• [ACTION ITEM] Retrieve every line from the records in which the word "album" occurs.

· · · · · · ·

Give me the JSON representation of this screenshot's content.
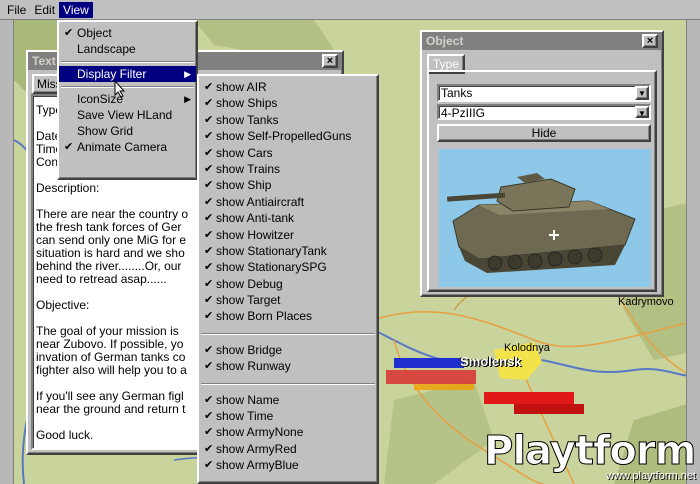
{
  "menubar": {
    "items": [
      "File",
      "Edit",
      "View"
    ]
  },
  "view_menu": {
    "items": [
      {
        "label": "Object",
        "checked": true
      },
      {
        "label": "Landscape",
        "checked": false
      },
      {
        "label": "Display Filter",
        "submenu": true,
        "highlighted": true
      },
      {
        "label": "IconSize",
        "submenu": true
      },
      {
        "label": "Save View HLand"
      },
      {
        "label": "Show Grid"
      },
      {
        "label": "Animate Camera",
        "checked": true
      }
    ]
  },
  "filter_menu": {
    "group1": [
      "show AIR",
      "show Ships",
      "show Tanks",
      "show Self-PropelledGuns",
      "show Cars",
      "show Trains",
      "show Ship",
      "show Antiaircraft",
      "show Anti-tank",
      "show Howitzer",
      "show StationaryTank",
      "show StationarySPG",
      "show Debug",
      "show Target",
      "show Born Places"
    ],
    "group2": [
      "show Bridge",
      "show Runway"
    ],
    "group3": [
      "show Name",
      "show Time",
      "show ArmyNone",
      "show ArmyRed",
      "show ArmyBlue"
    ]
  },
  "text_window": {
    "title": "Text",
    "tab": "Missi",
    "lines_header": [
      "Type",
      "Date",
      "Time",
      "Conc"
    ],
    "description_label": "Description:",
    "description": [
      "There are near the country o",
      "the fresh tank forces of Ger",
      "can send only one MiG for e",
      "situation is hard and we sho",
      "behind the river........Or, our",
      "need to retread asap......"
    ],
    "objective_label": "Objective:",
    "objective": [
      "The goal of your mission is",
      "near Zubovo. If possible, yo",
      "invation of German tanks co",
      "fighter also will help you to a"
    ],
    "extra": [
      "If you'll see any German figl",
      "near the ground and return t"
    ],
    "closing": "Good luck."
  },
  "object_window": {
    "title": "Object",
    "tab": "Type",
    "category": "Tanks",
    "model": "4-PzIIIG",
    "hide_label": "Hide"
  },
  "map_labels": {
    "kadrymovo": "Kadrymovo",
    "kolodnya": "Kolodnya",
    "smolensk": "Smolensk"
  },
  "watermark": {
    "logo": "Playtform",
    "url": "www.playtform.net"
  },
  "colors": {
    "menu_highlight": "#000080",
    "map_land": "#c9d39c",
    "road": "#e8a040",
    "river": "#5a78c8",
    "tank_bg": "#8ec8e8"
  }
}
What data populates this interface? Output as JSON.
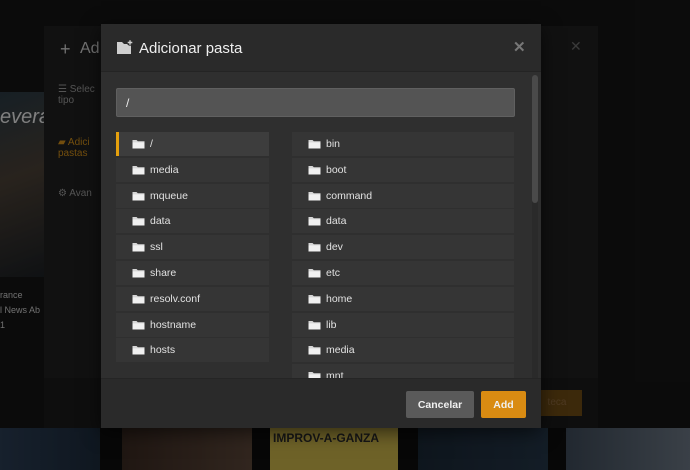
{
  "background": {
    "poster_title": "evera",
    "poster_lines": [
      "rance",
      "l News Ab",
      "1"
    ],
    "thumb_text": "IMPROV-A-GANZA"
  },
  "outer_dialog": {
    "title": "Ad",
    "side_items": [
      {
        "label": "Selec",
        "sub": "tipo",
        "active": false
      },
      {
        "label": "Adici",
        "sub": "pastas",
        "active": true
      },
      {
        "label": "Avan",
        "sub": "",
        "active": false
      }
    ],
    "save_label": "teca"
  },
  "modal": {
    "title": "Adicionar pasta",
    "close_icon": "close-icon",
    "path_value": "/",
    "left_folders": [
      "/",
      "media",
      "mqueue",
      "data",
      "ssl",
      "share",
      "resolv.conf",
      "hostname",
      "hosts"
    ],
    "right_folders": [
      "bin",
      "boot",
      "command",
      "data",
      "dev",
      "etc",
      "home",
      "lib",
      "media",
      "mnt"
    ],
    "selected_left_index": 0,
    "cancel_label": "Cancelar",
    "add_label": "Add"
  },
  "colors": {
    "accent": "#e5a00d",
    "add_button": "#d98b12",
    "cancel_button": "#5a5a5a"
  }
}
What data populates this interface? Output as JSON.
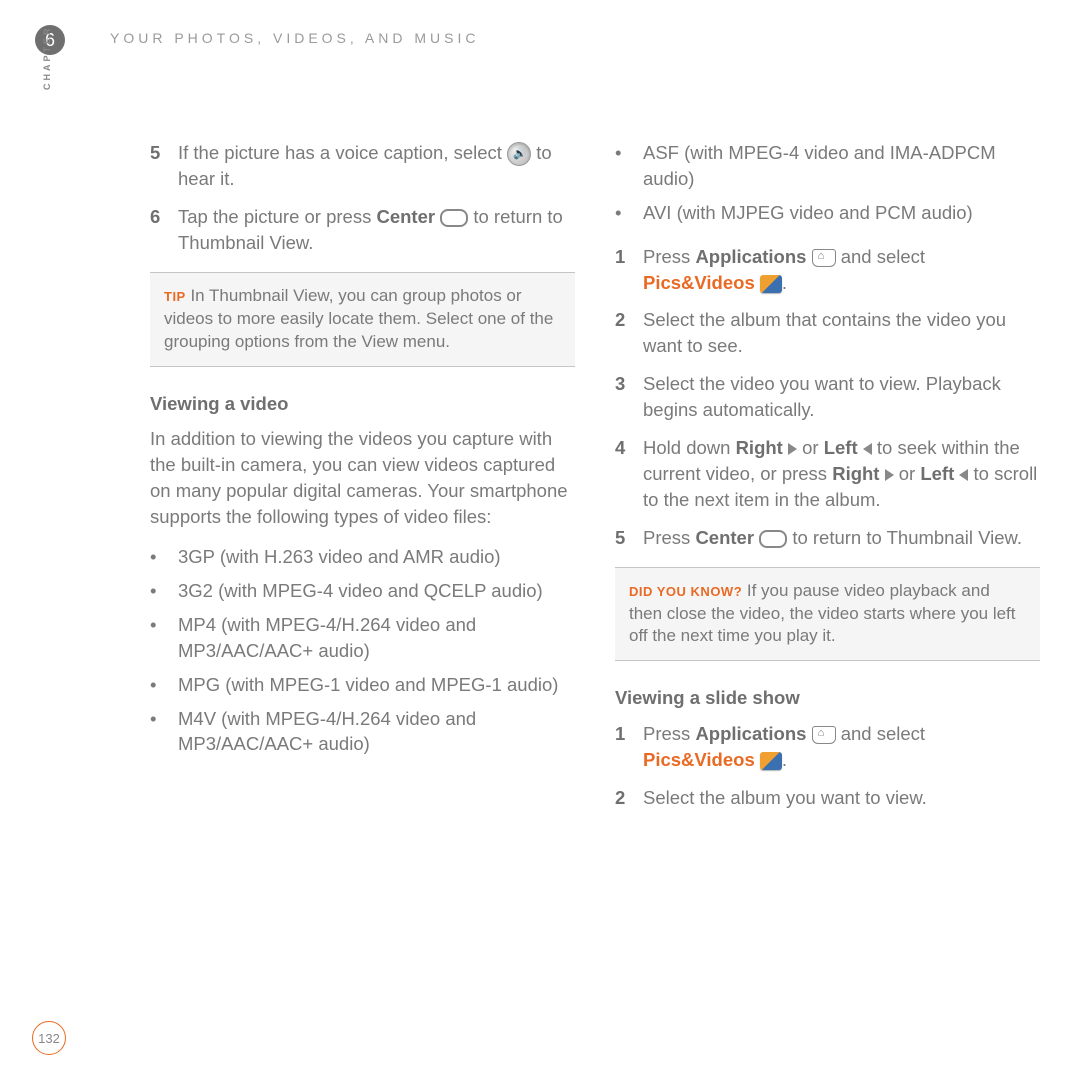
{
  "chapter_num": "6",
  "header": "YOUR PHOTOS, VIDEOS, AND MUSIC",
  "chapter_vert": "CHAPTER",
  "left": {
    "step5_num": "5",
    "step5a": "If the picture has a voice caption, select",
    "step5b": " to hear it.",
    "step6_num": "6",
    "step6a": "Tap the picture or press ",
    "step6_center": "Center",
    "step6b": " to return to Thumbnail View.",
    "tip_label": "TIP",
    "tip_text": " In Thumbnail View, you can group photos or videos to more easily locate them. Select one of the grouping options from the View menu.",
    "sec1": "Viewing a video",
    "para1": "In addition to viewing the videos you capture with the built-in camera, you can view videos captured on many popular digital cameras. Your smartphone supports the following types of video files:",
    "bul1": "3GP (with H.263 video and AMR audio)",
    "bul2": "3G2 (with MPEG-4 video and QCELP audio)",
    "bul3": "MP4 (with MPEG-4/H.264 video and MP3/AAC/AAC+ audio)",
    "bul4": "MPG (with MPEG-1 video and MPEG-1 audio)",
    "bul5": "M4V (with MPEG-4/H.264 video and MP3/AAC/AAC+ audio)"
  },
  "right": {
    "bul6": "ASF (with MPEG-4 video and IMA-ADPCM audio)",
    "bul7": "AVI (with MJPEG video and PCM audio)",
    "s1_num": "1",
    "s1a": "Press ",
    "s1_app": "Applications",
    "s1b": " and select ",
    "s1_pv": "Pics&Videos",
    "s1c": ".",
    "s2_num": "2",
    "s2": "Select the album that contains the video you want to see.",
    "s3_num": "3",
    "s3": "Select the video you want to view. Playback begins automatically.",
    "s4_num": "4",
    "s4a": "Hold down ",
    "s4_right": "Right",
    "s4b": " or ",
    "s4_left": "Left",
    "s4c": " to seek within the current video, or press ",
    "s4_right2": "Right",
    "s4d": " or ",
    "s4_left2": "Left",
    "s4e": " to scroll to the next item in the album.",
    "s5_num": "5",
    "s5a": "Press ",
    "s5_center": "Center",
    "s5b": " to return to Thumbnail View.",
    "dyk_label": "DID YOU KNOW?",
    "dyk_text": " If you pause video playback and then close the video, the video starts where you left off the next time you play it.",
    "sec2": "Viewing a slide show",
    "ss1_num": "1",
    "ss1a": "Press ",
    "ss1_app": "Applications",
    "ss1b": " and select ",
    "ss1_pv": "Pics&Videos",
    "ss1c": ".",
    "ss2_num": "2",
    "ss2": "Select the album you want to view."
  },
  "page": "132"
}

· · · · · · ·

• [ANSWER TO THIS PROBLEM]
    "s2": "Select the album that contains the video you want to see.",
    "s4e": " to scroll to the next item in the album.",
    "ss2": "Select the album you want to view."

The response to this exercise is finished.